AKRON-Goodyear has begun offering its truck tires through 24 company-owned Petro Stopping Centers, a chain of truck stops based in El Paso, Texas. Barry Robbins, vice president of tire marketing, said Goodyear was responding to requests from truck fleet customers to make its tires available along additional highway routes.
Company research shows tire customers with national contracts often make emergency purchases of non-Goodyear brands at truck stops because tight schedules can prevent drivers from leaving freeways to search for Goodyear outlets, he said. The tire maker hopes to add Petro's 12 franchise locations in the near future.
Fewer than 6,000 tires recalled in '93
WASHINGTON-Fewer than 6,000 tires were recalled in 1993, according to a year-end report by the National Highway Traffic Safety Administration.
This was about 2,000 fewer tires than were recalled in 1992, though both totals represent extremely low recall rates.
NHTSA reported only five tire recalls during 1993, involving a total of 5,961 tires. This included two recalls by Kelly-Springfield Tire Co., involving 2,548 tires; two by Cooper Tire & Rubber Co., involving 2,163 tires; and one by Dunlop Tire Corp., involving 1,230 tires.
For 1992, the agency reported nine recalls totaling 8,081 tires, with Kelly accounting for about 85 percent of the total.
PB Group wants only one trade show
ST. PETERSBURG, Fla.-The Private Brand Tire Group favors one combined trade show for the tire industry, instead of the two held annually by the American Retreaders' Association and the National Tire Dealers & Retreaders Association, respectively.
The group voted unanimously April 28-29 to encourage both associations to work toward combining their trade shows for the betterment of independent dealers and retreaders. Cost savings of having to attend and exhibit at only one show were among the reasons given.
The group will send letters to the NTDRA and ARA encouraging them to investigate the possibility of merging shows.
Health care proposal gets chamber frown
WASHINGTON-Jeffrey Joseph, vice president of domestic policy for the U.S. Chamber of Commerce, said he is unimpressed with the health care reform package proposed by Sen. Edward Kennedy, D-Mass., even though it includes a partial exemption for small employers.
Mr. Kennedy's compromise, unveiled May 9, would exempt businesses with five or fewer employees and average wages of under $24,000 from paying the 80 percent of employee health care premiums required under President Clinton's plan. But those employers would have to pay a 2 percent payroll tax.

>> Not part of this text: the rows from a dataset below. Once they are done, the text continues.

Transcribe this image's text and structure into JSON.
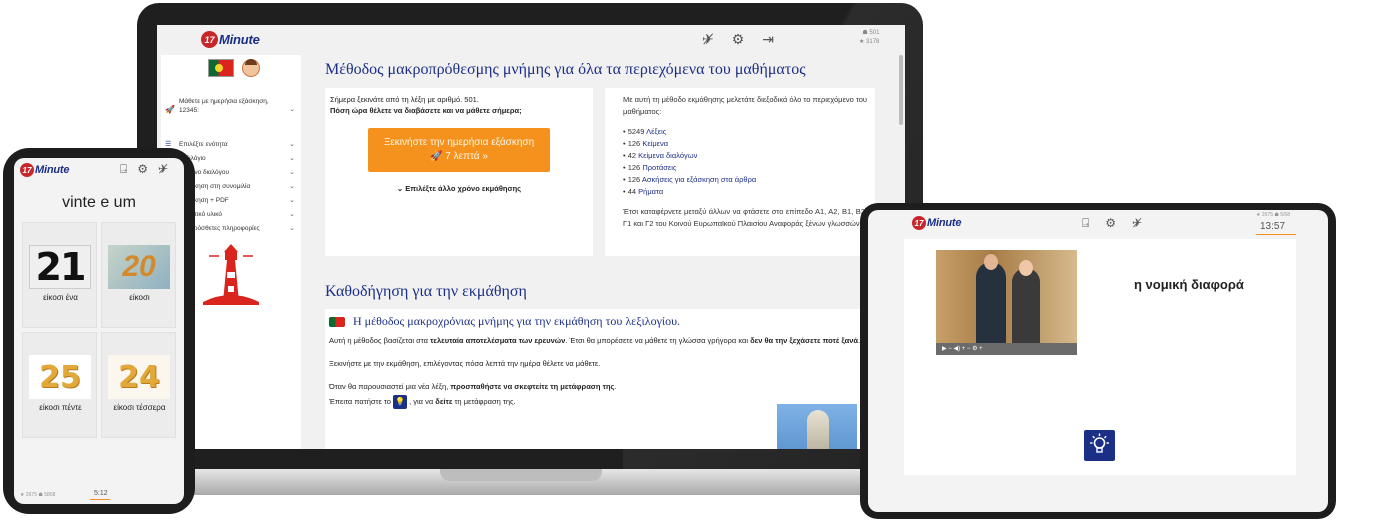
{
  "laptop": {
    "logo": {
      "badge": "17",
      "word": "Minute"
    },
    "header_icons": [
      "no-flight-icon",
      "gear-icon",
      "logout-icon"
    ],
    "stats": {
      "line1": "501",
      "line2": "3178"
    },
    "sidebar": {
      "lesson": "Μάθετε με ημερήσια εξάσκηση, 12345:",
      "items": [
        {
          "label": "Επιλέξτε ενότητα"
        },
        {
          "label": "Λεξιλόγιο"
        },
        {
          "label": "Κείμενο διαλόγου"
        },
        {
          "label": "Εξάσκηση στη συνομιλία"
        },
        {
          "label": "Εξάσκηση + PDF"
        },
        {
          "label": "Πρακτικό υλικό"
        },
        {
          "label": "Επιπρόσθετες πληροφορίες"
        }
      ]
    },
    "main": {
      "title": "Μέθοδος μακροπρόθεσμης μνήμης για όλα τα περιεχόμενα του μαθήματος",
      "left_card": {
        "line1": "Σήμερα ξεκινάτε από τη λέξη με αριθμό. 501.",
        "line2": "Πόση ώρα θέλετε να διαβάσετε και να μάθετε σήμερα;",
        "button_line1": "Ξεκινήστε την ημερήσια εξάσκηση",
        "button_line2": "🚀 7 λεπτά »",
        "other_time": "⌄ Επιλέξτε άλλο χρόνο εκμάθησης"
      },
      "right_card": {
        "intro": "Με αυτή τη μέθοδο εκμάθησης μελετάτε διεξοδικά όλο το περιεχόμενο του μαθήματος:",
        "items": [
          {
            "count": "• 5249",
            "label": "Λέξεις"
          },
          {
            "count": "• 126",
            "label": "Κείμενα"
          },
          {
            "count": "• 42",
            "label": "Κείμενα διαλόγων"
          },
          {
            "count": "• 126",
            "label": "Προτάσεις"
          },
          {
            "count": "• 126",
            "label": "Ασκήσεις για εξάσκηση στα άρθρα"
          },
          {
            "count": "• 44",
            "label": "Ρήματα"
          }
        ],
        "outro": "Έτσι καταφέρνετε μεταξύ άλλων να φτάσετε στο επίπεδο Α1, Α2, Β1, Β2, Γ1 και Γ2 του Κοινού Ευρωπαϊκού Πλαισίου Αναφοράς ξένων γλωσσών."
      },
      "guide_title": "Καθοδήγηση για την εκμάθηση",
      "guide": {
        "heading": "Η μέθοδος μακροχρόνιας μνήμης για την εκμάθηση του λεξιλογίου.",
        "p1_a": "Αυτή η μέθοδος βασίζεται στα ",
        "p1_b": "τελευταία αποτελέσματα των ερευνών",
        "p1_c": ". Έτσι θα μπορέσετε να μάθετε τη γλώσσα γρήγορα και ",
        "p1_d": "δεν θα την ξεχάσετε ποτέ ξανά",
        "p1_e": ".",
        "p2": "Ξεκινήστε με την εκμάθηση, επιλέγοντας πόσα λεπτά την ημέρα θέλετε να μάθετε.",
        "p3_a": "Όταν θα παρουσιαστεί μια νέα λέξη, ",
        "p3_b": "προσπαθήστε να σκεφτείτε τη μετάφραση της",
        "p3_c": ".",
        "p4_a": "Έπειτα πατήστε το ",
        "p4_b": " , για να ",
        "p4_c": "δείτε",
        "p4_d": " τη μετάφραση της."
      }
    }
  },
  "phone": {
    "logo": {
      "badge": "17",
      "word": "Minute"
    },
    "word": "vinte e um",
    "tiles": [
      {
        "number": "21",
        "caption": "είκοσι ένα"
      },
      {
        "number": "20",
        "caption": "είκοσι"
      },
      {
        "number": "25",
        "caption": "είκοσι πέντε"
      },
      {
        "number": "24",
        "caption": "είκοσι τέσσερα"
      }
    ],
    "stats": "★ 2675 ☗ 5868",
    "time": "5:12"
  },
  "tablet": {
    "logo": {
      "badge": "17",
      "word": "Minute"
    },
    "stats": "★ 2675 ☗ 5/68",
    "time": "13:57",
    "word": "η νομική διαφορά",
    "video_controls": "▶    − ◀) +    − ⚙ +"
  },
  "colors": {
    "brand_blue": "#1c2f86",
    "accent_orange": "#f5921e",
    "logo_red": "#c7262b"
  }
}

``The fact that legislators recognize the need for small-business exemptions in the first place is a telltale sign of the enormous burdens a health care mandate would place on businesses of any size,'' Mr. Joseph said.
Big O hires company for acquisition help
ENGLEWOOD, Colo.-Big O Tires Inc. has retained the Los Angeles-based investment banking firm M. Kane & Co. Inc. to help evaluate new store acquisitions for the independent tire dealer's retail business.
``Our long-term growth depends on acquiring new stores, especially in the eastern United States,'' Big O President Steven P. Cloward said.
Big O currently has 370 stores in 18 states and 39 automotive associate dealers in British Columbia, Canada.
M. Kane & Co. has served as exclusive financial adviser to General Tire and structured the merger and capitalization of Parnelli Jones Inc. and Dob's Tire & Auto Centers.
Ky. senator stalling NHTSA appointment
WASHINGTON-Sen. Wendell Ford, D-Ky., has blocked approval of President Clinton's nominee to head the National Highway Traffic Safety Administration.
The Senate Commerce, Science and Transportation Committee was expected to recommend approval of Dr. Ricardo Martinez, a physician from Emory University in Atlanta, May 17.
Mr. Ford blocked a vote on Dr. Martinez by putting a ``hold'' on his nomination, a privilege not covered by formal Senate rules but generally granted by senators to one another.
The senator's office would not comment on the reasons for stalling the nomination, but Congressional sources said he is upset over administration attacks on the tobacco industry and the possibility of renewed campaigns against the liquor industry and drunk driving. Tobacco and liquor are two major industries in Kentucky. Mr. Ford also has been critical of the way the U.S. Department of Transportation has handled air traffic controllers.
The committee isn't expected to vote on Dr. Martinez's nomination until mid-June. NHTSA has been without a permanent administrator since January 1993.